In the 2018 election, a wave of young voters turned out in record-setting numbers across the country. According to data from the Center for Information and Research on Civic Learning and Engagement (CIRCLE) at Tufts University, young people dramatically increased their turnout to 28.2%1 nationally. This increase had a profound impact on congressional and state legislative races. This was the case in Minnesota where CIRCLE ranked the state as having the highest youth voter turnout in the country at 43.7%, almost doubling turnout from the 2014 election (which was 20.7 points higher).
Minnesota’s youth voter turnout outpaced the turnout increase from the general electorate from 2014-2018, providing evidence that there was truly a youth wave in Minnesota. These trends show signs that Minnesota is building the strong civic culture that is key to growing voters. This is centered around the idea that just “motivating” young voters is purely transactional and that if we want to rebuild our democracy, we should cultivate young people to translate their voice into the voting process. Growing voters is a paradigm shift which seeks to make voting habit-forming in young people through a long-term approach of civic education, creating civic agency, and tearing down institutional barriers that prevent students from voting. We know that voting is habit-forming and that when young people learn about the voting process and participate now, they are much more likely to do so throughout their life. It is clear that encouraging college students to vote now is critical to the future of our democracy.
This report will examine the voting rates of Minnesota’s community college, state universities, and private universities for the past three elections. This data will help us understand the current state of youth voting and identify areas for improvement if Minnesota is going to continue to lead the country in student voting participation.

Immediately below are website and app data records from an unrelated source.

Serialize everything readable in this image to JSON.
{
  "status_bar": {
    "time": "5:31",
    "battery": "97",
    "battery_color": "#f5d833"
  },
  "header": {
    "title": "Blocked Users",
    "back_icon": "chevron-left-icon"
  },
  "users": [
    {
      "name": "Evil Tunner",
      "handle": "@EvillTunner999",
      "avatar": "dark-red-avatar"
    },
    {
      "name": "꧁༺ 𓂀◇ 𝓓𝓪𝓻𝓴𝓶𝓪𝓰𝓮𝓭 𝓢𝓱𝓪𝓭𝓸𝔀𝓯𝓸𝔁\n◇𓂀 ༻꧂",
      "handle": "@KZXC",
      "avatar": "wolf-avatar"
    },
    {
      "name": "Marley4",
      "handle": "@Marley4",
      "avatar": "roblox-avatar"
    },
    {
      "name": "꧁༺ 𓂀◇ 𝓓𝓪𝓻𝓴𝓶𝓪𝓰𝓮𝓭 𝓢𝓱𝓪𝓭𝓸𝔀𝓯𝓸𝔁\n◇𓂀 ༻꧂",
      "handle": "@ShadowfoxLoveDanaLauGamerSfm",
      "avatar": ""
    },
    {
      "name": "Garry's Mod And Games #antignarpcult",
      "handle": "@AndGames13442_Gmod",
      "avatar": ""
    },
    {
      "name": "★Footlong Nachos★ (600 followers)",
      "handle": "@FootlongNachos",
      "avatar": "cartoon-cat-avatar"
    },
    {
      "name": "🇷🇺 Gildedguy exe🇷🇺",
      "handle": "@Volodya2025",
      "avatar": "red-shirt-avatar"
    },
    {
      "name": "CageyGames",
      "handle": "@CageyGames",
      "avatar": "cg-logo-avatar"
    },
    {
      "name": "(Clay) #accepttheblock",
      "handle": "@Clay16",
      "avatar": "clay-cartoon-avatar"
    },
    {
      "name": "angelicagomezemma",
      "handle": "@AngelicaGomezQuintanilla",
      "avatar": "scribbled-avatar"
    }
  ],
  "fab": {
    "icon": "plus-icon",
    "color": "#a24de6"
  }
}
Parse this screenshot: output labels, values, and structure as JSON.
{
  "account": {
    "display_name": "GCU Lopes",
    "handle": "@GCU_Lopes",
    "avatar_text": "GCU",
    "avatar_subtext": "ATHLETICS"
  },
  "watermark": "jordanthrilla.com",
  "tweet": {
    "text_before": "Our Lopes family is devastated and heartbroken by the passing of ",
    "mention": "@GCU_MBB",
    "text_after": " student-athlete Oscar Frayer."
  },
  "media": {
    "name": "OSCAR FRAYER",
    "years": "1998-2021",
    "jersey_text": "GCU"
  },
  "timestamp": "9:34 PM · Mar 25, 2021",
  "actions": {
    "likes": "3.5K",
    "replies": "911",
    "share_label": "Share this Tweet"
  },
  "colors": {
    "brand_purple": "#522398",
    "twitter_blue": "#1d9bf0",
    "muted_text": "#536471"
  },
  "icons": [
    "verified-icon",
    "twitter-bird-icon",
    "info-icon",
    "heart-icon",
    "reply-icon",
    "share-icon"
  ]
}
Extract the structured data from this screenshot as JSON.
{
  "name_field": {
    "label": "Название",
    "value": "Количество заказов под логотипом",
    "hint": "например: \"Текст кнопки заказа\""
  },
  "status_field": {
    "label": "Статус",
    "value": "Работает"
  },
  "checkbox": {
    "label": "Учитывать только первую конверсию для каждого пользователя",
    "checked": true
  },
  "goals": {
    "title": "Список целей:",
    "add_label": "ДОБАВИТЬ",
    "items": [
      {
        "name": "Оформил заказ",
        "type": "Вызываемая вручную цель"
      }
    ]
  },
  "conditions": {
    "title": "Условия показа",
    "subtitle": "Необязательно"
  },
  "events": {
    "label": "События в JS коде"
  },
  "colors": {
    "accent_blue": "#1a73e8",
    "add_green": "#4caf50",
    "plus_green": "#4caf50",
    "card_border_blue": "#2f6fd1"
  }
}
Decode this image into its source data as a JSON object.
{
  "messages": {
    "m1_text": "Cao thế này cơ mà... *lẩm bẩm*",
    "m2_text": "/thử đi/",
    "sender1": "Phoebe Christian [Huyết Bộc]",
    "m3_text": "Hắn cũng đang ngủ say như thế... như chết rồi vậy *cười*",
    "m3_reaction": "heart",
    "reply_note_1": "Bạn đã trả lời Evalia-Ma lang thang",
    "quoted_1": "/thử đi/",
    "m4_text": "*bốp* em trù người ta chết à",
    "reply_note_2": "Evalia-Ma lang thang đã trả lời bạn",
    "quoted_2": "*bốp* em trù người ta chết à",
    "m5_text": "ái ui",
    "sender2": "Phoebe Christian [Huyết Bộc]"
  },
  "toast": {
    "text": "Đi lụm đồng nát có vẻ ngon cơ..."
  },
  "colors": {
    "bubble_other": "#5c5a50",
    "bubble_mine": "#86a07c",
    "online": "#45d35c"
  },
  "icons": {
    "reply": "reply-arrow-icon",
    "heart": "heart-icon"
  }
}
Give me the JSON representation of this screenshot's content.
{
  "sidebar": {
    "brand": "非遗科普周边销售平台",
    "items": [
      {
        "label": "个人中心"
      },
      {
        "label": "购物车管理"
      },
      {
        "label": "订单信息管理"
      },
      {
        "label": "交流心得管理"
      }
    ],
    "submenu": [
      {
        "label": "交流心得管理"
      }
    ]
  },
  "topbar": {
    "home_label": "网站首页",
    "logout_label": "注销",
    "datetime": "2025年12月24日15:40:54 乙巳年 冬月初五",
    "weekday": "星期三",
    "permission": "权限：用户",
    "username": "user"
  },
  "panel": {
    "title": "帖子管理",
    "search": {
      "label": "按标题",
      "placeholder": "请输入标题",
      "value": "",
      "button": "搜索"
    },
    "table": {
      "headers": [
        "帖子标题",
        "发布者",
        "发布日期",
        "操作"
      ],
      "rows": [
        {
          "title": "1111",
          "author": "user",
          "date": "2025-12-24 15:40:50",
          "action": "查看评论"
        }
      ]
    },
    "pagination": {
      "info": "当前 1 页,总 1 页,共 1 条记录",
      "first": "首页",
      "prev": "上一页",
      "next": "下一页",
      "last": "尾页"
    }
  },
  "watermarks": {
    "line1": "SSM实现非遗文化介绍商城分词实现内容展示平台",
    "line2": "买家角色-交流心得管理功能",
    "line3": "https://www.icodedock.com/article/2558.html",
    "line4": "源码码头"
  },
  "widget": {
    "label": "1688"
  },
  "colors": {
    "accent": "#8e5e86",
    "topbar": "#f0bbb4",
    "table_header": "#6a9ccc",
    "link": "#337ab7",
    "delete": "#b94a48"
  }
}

This report contains the voter registration and voting rates of the student body of each campus eligible to vote and those that actually voted in the 2014, 2016, and 2018 elections. Data was pulled from the national Study for Learning, Voting and Engagement (NSLVE) state cluster and campus reports. The NSLVE reports compare enrollment records that campuses submit to the National Student Clearinghouse and the voter files gathered by Catalist, a national data service firm. The team at NSLVE then estimates the number of non-resident aliens according to the IPEDS data. The data does not exclude the number of resident aliens and undocumented students, potentially causing some campuses to have a voting rate higher than what is reported.
A special thanks to the team at NSLVE for pulling together this data for Minnesota, and the Students Learn Students Vote Coalition for supporting the creation of this report. The NSLVE program was launched in 2013. As of the publication date, 1,141 institutions across the country have participated in the program with a diverse cross section of 2-year public institutions, 4-year private institutions, and 4-year public institutions.
The Students Learn Students Vote Coalition promotes civic learning and engagement on campuses across the country by providing a series of key steps and information on best practices that institutions can use to create a more voter friendly campus.